by Daniel Friebe in London

It was a day for Italians to rejoice, and there was a touching quaintness, an understated relish about the way Vincenzo Nibali’s countrymen greeted his performance in Sheffield.

stage3-5podcastTen years ago, after French, Italian was the dominant language in Tour press rooms. Only one foreign newspaper, La Gazzetta dello Sport, enjoyed the privilege of reserved seating alongside L’Equipe, Le Figaro and Agence France Presse’s plum pitches, equidistant from buffet and TV monitors. This year in Yorkshire only two Italian newspapers were even represented: La Gazzetta and Il Corriere della Sera. They were outnumbered by Norwegians, Danes and – of course, by about twenty to one – Brits.

Needless to say, then, the finisseur’s flourish that brought Nibali the maillot jaune in Sheffield was a welcome tonic, for the Italian press and public. More than victories, what Il Bel Paese‘s cycling scene desperately needs is a boost for its ailing self-esteem. The fact that Nibali crossed the line yesterday pointing to the Italian ‘tricolore’ flag on his jersey – albeit superimposed on Kazakh colours, skew-whiff, on its side, so much so that Nibali felt moved to point out he wasn’t Hungarian – was therefore both heartening and highly symbolic.

Nibali may not be the most charismatic of standard bearers but there is much to admire in both his riding and his personality. Yesterday was a neat summation: from that dashing, daring thrust in the final two kilometres to the moment in the mixed zone when a Spanish journalist bizarrely handed him a mobile phone, and Nibali proceeded to patiently answer questions in his best Sp-italian for the next five minutes.

In his ten years in the pro peloton, anyone who knows the Sicilian will tell you that he has not changed; the mild, easy-going manner and a guilelessness that spills into his racing persist as his defining traits. As of this spring he is a father, he earns rather more than a decade ago (€4million a year, say some reports), and his command of Italian’s troublesome subjunctive tense has improved with age, but in all other respects – and by all accounts – Nibali has remained mercifully immune to the transformative forces of fame.

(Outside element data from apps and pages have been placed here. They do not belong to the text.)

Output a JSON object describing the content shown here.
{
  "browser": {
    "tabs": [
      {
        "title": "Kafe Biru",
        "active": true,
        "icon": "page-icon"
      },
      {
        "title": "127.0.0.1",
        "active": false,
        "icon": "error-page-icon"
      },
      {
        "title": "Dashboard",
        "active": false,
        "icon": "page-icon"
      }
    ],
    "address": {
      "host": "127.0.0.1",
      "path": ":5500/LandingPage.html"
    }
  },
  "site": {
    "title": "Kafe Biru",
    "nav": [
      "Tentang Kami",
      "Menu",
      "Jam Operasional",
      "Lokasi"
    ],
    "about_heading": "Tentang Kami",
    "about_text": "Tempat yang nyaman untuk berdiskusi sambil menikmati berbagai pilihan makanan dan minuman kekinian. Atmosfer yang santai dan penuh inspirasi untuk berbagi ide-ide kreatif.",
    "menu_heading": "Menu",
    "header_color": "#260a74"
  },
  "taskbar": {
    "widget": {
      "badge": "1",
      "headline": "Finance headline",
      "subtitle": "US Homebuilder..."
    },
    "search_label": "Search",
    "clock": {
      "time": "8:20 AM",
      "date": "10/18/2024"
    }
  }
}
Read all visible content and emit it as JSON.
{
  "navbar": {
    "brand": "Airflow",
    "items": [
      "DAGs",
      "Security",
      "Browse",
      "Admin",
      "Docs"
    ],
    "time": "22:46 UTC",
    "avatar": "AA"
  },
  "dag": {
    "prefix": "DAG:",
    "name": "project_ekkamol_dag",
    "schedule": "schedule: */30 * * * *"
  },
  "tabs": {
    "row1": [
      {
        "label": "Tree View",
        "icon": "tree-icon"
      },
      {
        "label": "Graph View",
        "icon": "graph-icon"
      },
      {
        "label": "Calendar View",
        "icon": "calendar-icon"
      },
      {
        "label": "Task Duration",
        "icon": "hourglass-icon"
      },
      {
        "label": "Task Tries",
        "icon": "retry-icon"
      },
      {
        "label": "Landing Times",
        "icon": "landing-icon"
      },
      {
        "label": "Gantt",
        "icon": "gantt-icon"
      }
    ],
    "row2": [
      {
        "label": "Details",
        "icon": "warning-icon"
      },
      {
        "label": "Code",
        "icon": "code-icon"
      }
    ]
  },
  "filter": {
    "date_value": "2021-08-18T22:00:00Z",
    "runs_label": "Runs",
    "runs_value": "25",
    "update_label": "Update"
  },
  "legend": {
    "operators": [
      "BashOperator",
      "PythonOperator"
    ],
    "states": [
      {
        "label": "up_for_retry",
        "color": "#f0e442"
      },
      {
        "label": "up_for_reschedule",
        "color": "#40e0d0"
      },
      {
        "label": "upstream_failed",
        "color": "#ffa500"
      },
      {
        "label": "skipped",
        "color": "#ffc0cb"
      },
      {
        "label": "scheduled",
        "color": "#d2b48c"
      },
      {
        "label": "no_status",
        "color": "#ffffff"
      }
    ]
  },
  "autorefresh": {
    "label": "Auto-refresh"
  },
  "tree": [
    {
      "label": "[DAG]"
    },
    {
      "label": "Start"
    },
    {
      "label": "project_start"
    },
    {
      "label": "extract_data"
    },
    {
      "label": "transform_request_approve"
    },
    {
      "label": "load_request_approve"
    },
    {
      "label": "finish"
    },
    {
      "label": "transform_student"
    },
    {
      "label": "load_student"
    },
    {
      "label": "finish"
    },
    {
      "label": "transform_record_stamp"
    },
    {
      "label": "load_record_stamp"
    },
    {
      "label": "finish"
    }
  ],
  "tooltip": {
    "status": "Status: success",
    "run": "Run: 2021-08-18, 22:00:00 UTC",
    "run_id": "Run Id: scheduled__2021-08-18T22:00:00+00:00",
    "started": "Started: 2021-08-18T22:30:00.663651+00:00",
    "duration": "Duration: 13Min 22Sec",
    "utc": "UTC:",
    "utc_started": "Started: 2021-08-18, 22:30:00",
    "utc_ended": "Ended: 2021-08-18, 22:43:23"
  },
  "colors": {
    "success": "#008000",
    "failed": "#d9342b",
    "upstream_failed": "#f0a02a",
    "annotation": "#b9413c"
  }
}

Can he win the Tour? Most – and probably Nibali included – think it unlikely, but why not dare to dream? His coach, Paolo Slongo, told me yesterday that he weighs 1.5 kilograms less than he did at the 2013 Giro, which he dominated, and is producing an equal number of watts. Slongo also said that he “would be worried” if he was coaching Froome and Contador, both of whom appeared to hit top form at the Dauphiné. At that stage, Slongo says, Nibali had yet to even commence the high-intensity work whose fruits came so spectacularly to bear yesterday. You can see his power files from Sheffield, including that searing 500-watt final attack, here:

We can conclude by saying that, whatever happens next, yesterday gave Italians and Italian cycling the perfect lift. Last night Nibali and Astana honoured the occasion with a tiramisù specially whipped up by the team’s Tuscan chef. The literal translation of tiramisù? You guessed it, “pick-me-up”.